But you want to really fast with the BMW 1er do not drive at all. Its rear follows every snow groove, reinforced by the drive torque. This is how the BMW rocks itself, forcing its pilot to make constant corrections, which nevertheless do not prevent the permanent, undesirable giant slalom. When the electronics are deactivated, there is also a risk of massive transverse stays that require virtuoso steering reactions. The Scirocco, on the other hand, pulls steadily forward, mediatedSafety both when accelerating and when cornering. Not even the delicate load changes when taking the accelerator away bring him noticeably off track. So the VW feels more relaxed at 120 km /h than the BMW at 90, marking the best time in the 15-meter slalom.
The Scirocco reacts harmoniously
With that it even dupes the Audi, which easily slips over all four wheels and needs a little more space, but is otherwise at the top in all disciplines. It reacts harmoniously and well-balanced, leaving the driver generous freedom to drive across the board if desired - strictly proportional to the steering angle and accelerator position. The A3 Quattro makes it easy for its pilot, the adjustment works as intuitively and smoothly as that of the all-wheel drive to changing grip conditions. The best part, however, is his willingness to drive sideways under ESP supervision.
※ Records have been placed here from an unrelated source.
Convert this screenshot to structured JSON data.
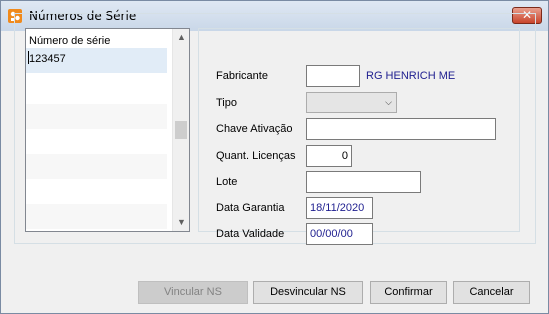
{
  "window": {
    "title": "Números de Série",
    "close_glyph": "✕"
  },
  "serial_list": {
    "header": "Número de série",
    "rows": [
      "123457",
      "",
      "",
      "",
      "",
      "",
      ""
    ]
  },
  "form": {
    "fabricante_label": "Fabricante",
    "fabricante_code": "",
    "fabricante_name": "RG HENRICH ME",
    "tipo_label": "Tipo",
    "tipo_value": "",
    "chave_label": "Chave Ativação",
    "chave_value": "",
    "quant_label": "Quant. Licenças",
    "quant_value": "0",
    "lote_label": "Lote",
    "lote_value": "",
    "garantia_label": "Data Garantia",
    "garantia_value": "18/11/2020",
    "validade_label": "Data Validade",
    "validade_value": "00/00/00"
  },
  "buttons": {
    "vincular": "Vincular NS",
    "desvincular": "Desvincular NS",
    "confirmar": "Confirmar",
    "cancelar": "Cancelar"
  },
  "icons": {
    "app": "app-icon",
    "scroll_up": "▲",
    "scroll_down": "▼",
    "dropdown": "⌵"
  }
}
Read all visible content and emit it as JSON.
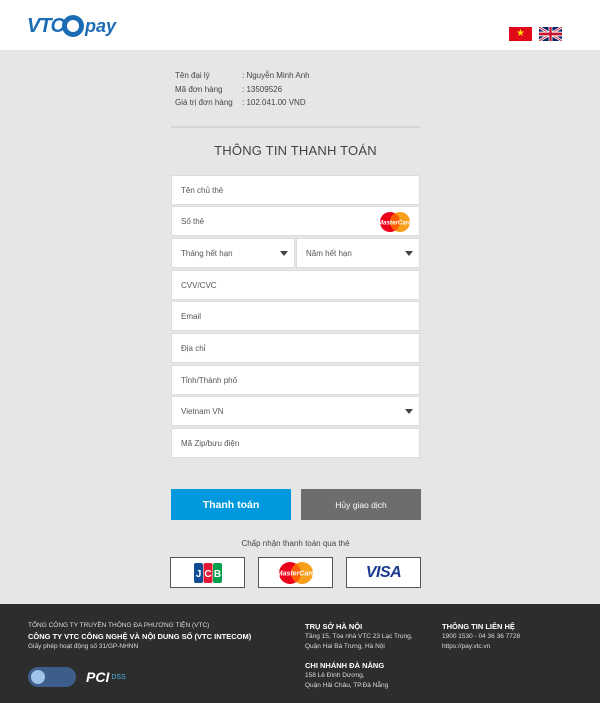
{
  "header": {
    "logo_left": "VTC",
    "logo_right": "pay",
    "languages": [
      "vi",
      "en"
    ]
  },
  "order": {
    "agent_label": "Tên đại lý",
    "agent_value": ": Nguyễn Minh Anh",
    "order_label": "Mã đơn hàng",
    "order_value": ": 13509526",
    "amount_label": "Giá trị đơn hàng",
    "amount_value": ": 102.041.00  VND"
  },
  "form": {
    "title": "THÔNG TIN THANH TOÁN",
    "cardholder_placeholder": "Tên chủ thẻ",
    "card_number_placeholder": "Số thẻ",
    "exp_month_placeholder": "Tháng hết hạn",
    "exp_year_placeholder": "Năm hết hạn",
    "cvv_placeholder": "CVV/CVC",
    "email_placeholder": "Email",
    "address_placeholder": "Địa chỉ",
    "city_placeholder": "Tỉnh/Thành phố",
    "country_value": "Vietnam VN",
    "zip_placeholder": "Mã Zip/bưu điện"
  },
  "actions": {
    "pay_label": "Thanh toán",
    "cancel_label": "Hủy giao dịch"
  },
  "accepted": {
    "label": "Chấp nhận thanh toán qua thẻ",
    "cards": [
      "JCB",
      "MasterCard",
      "VISA"
    ]
  },
  "footer": {
    "company_line1": "TỔNG CÔNG TY TRUYỀN THÔNG ĐA PHƯƠNG TIỆN (VTC)",
    "company_line2": "CÔNG TY VTC CÔNG NGHỆ VÀ NỘI DUNG SỐ (VTC INTECOM)",
    "license": "Giấy phép hoạt động số 31/GP-NHNN",
    "hq_title": "TRỤ SỞ HÀ NỘI",
    "hq_line1": "Tầng 15, Tòa nhà VTC 23 Lạc Trung,",
    "hq_line2": "Quận Hai Bà Trưng, Hà Nội",
    "branch_title": "CHI NHÁNH ĐÀ NẴNG",
    "branch_line1": "158 Lê Đình Dương,",
    "branch_line2": "Quận Hải Châu, TP.Đà Nẵng",
    "contact_title": "THÔNG TIN LIÊN HỆ",
    "contact_phone": "1900 1530 - 04 36 36 7728",
    "contact_url": "https://pay.vtc.vn",
    "pci_text": "PCI",
    "pci_dss": "DSS"
  },
  "colors": {
    "brand_blue": "#1b6cb5",
    "pay_button": "#0099dd",
    "cancel_button": "#6d6d6d",
    "footer_bg": "#2d2d2d",
    "page_bg": "#e6e6e6"
  }
}
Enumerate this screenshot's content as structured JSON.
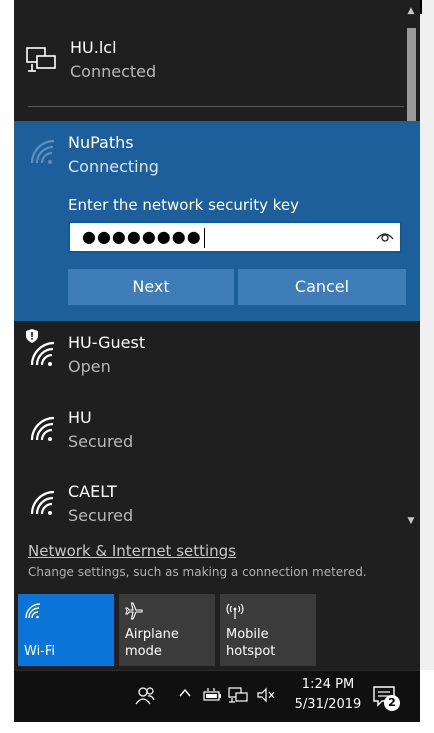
{
  "ethernet": {
    "name": "HU.lcl",
    "status": "Connected",
    "icon": "ethernet-icon"
  },
  "active_network": {
    "name": "NuPaths",
    "status": "Connecting",
    "key_label": "Enter the network security key",
    "key_value": "●●●●●●●●",
    "next_label": "Next",
    "cancel_label": "Cancel",
    "icon": "wifi-icon"
  },
  "networks": [
    {
      "name": "HU-Guest",
      "status": "Open",
      "icon": "wifi-shield-icon"
    },
    {
      "name": "HU",
      "status": "Secured",
      "icon": "wifi-icon"
    },
    {
      "name": "CAELT",
      "status": "Secured",
      "icon": "wifi-icon"
    }
  ],
  "settings": {
    "link": "Network & Internet settings",
    "description": "Change settings, such as making a connection metered."
  },
  "tiles": [
    {
      "label": "Wi-Fi",
      "icon": "wifi-icon",
      "active": true
    },
    {
      "label": "Airplane mode",
      "icon": "airplane-icon",
      "active": false
    },
    {
      "label": "Mobile hotspot",
      "icon": "hotspot-icon",
      "active": false
    }
  ],
  "taskbar": {
    "time": "1:24 PM",
    "date": "5/31/2019",
    "notification_count": "2"
  },
  "colors": {
    "flyout_bg": "#1f1f1f",
    "active_panel": "#1d5f9a",
    "button": "#3f7db8",
    "accent_tile": "#0a74d9"
  }
}
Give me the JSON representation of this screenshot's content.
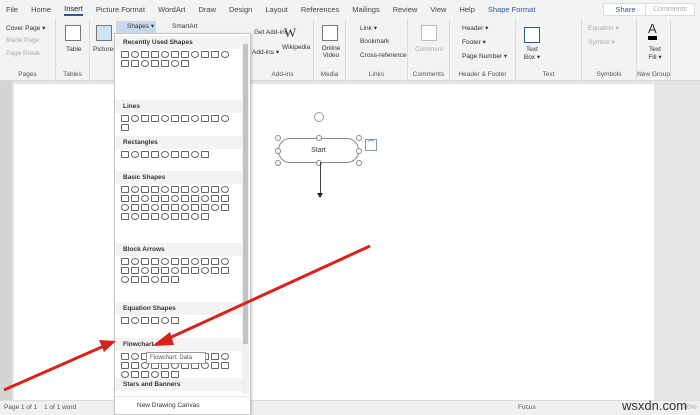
{
  "tabs": [
    "File",
    "Home",
    "Insert",
    "Picture Format",
    "WordArt",
    "Draw",
    "Design",
    "Layout",
    "References",
    "Mailings",
    "Review",
    "View",
    "Help",
    "Shape Format"
  ],
  "share": "Share",
  "comments": "Comments",
  "ribbon": {
    "pages": {
      "items": [
        "Cover Page ▾",
        "Blank Page",
        "Page Break"
      ],
      "label": "Pages"
    },
    "tables": {
      "button": "Table",
      "label": "Tables"
    },
    "pictures": "Pictures",
    "shapes": "Shapes ▾",
    "smartart": "SmartArt",
    "addins": {
      "get": "Get Add-ins",
      "my": "Add-ins ▾",
      "wikipedia": "Wikipedia",
      "label": "Add-ins"
    },
    "media": {
      "button": "Online Video",
      "label": "Media"
    },
    "links": {
      "items": [
        "Link ▾",
        "Bookmark",
        "Cross-reference"
      ],
      "label": "Links"
    },
    "comments": {
      "button": "Comment",
      "label": "Comments"
    },
    "header_footer": {
      "items": [
        "Header ▾",
        "Footer ▾",
        "Page Number ▾"
      ],
      "label": "Header & Footer"
    },
    "text": {
      "button": "Text Box ▾",
      "label": "Text"
    },
    "symbols": {
      "items": [
        "Equation ▾",
        "Symbol ▾"
      ],
      "label": "Symbols"
    },
    "newgroup": {
      "button": "Text Fill ▾",
      "label": "New Group"
    }
  },
  "panel": {
    "sections": [
      {
        "title": "Recently Used Shapes",
        "count": 18
      },
      {
        "title": "Lines",
        "count": 12
      },
      {
        "title": "Rectangles",
        "count": 9
      },
      {
        "title": "Basic Shapes",
        "count": 42
      },
      {
        "title": "Block Arrows",
        "count": 28
      },
      {
        "title": "Equation Shapes",
        "count": 6
      },
      {
        "title": "Flowchart",
        "count": 28
      },
      {
        "title": "Stars and Banners",
        "count": 0
      }
    ],
    "tooltip": "Flowchart: Data",
    "new_canvas": "New Drawing Canvas"
  },
  "document": {
    "shape_text": "Start"
  },
  "status": {
    "page": "Page 1 of 1",
    "words": "1 of 1 word",
    "focus": "Focus",
    "zoom": "100%"
  },
  "watermark": "wsxdn.com",
  "colors": {
    "accent": "#2b579a",
    "arrow": "#d9221c"
  }
}
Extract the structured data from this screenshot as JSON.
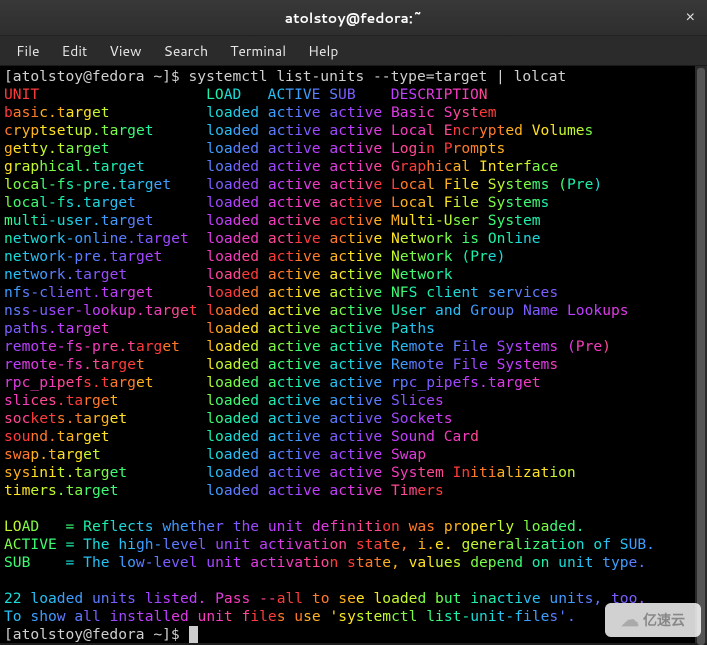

High mechanical grip and balanced self-steering behavior allow the Audi A3 to swivel gently from the ideal line and return just as gently. The Quattro driver only knows treacherous counterattacks from stories. For example those of the BMW driver. Sure, in professional hands a more violent, but very demanding transverse drive can be achieved with the classic rear wheel drive. However, it works more stable with the Audi, whose limit range is much wider and thus more usable for non-professionals.
The 1 Series is controlled with the accelerator
An impression that is seamless on the handling course continues. The Audi A3 around wide arches, which - if set up beforehand - he passes through the tight corners without wasting time. With deactivated ASR still understeering, it almost mimes the rear-wheel drive with the electronics completely switched off and a heavy accelerator foot. Almost, because the BMW 1 Series comes across even more jaggedly, but almost stands still in turns. With its rear-end agility, it wants to be controlled almost exclusively with the accelerator pedal.
The Audi wins the race
Due to the concept, the Scirocco understeers more, behaves more stable, offers its driver helpful load change reactions as a radius reduction. Nevertheless: The A3 Quattro remains handling boss, hums - depending on the ESP position - the VW Scirocco one, the BMW six seconds behind. Not 20 minutes like its rally ancestor at the European Rally Championship in Portugal in 1980, but at least.
You intervene relatively hard and lastingly and cannot make up for the physical shortcoming of the drive concept on snow. A talented pilot can take advantage of his agility in slalom and ride in the front (both with and without DSC), but on fast passages, it is precisely this rear-end activity that plagues the one with glaring traction problems. He can be stimulated by bumps and gullies, demands fastSteering reactions and threatens with massive counterattacks if the stability program is deactivated.
It accelerates appropriately, stays on an uneven snow slope and Stable and easy to control at high speeds, pleases with soft reactions. Under thrust, ASR and ESP control smoothly and effectively. In narrow passages he benefits from his calculable load change reactions. In the slalom he manages the best time, in the handling course he is just behind the Audi, but well in front of the BMW.
Usually leaves it alone the multi-plate clutch (LK) positioned at the end of the cardan shaft transfers the power to the front wheels. Only when there is slip does the electronics send more or less power to the rear, depending on the driving situation. This is done quickly and continuously by pressing the fins together using oil pressure from an electric pump.